The class diagram below shows the specialisation of service messages by action and data store. Note that the generic IServiceRequest and IServiceResponse interfaces don't appear on the diagram.
The ABL makes it straightforward to manage and retrieve data from another session. But the fact that it is easy to implement does not necessarily mean that it is easy to change. It is for example quite common to implement request APIs that return data directly. For instance,
FetchData(input cRequest, output table-handle hResponse).
does not really cause any problem by itself, but if you implement callers and overrides that depend on the bundling of request and response you might find it hard to decouple later if for example the requests needed to be bundled with other data requests.
The OERI separates request and response by defining separate request and response classes as well as separate APIs. Consumers of the data (such as Models) have a dedicated GetData method to deal with all responses, which allows the requests to be issued in many different ways.
The ultimate benefit of this separation is that it should be easy to extend it to use asynchronous requests.
Data request flows in the Presentation Layer outlined.
The ServiceMessageManager provides an interface through which to create and execute messages, with bothaÂ synchronous and asynchronous API. It implements the OpenEdge.CommonInfrastructure.Common.IServiceMessageManager interface. . The ServiceMessageManager is controlled (managed) by the ServiceManager.
All requests are made through objects that implement the OpenEdge.CommonInfrastructure.Common.ServiceMessage.IServiceProvider interface: this allows the ServiceMessageManager to simply call the ServiceManager's GetServiceProvider() API and execute the request on that object. Note that the ServiceMessageManager has no idea of where the service is implemented - that is the responsibility of the implementing object.

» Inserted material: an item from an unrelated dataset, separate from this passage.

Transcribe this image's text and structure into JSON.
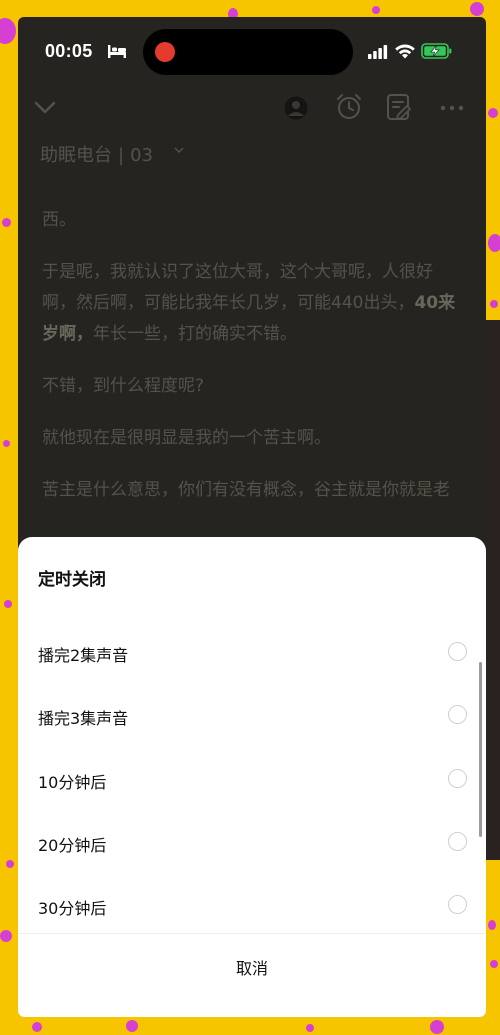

Broadly speaking, in OERA terms there are 2 kinds of IServiceProviders: service adapters and service interfaces. The former are usually on a client and are used to call across session boundaries, such as an AppServer. Service interfaces are implemented in the business logic (or other) layers and execute the requests against the Business Components (entities, workflows, what have you). Note that there is no requirement that a service adapter be implemented on the client and the service interface on the server. The IServiceProvider implementation for a service in the Business Components layer could be another Service Adapter to an external service, such as a WebService. Note furthermore that the ServiceMessageManager doesn't care about any of this - all it wants is a service provider to pass the request into.
How then, does the application decide what the concrete or implementation of the service provider is? AutoEdge|TheFactory uses the InjectABLdependency injection container to store this information, and the relevant service provider will be returned depending on what bindings (or mappings) have been established.
The request/response flow is shown graphically in the attached document.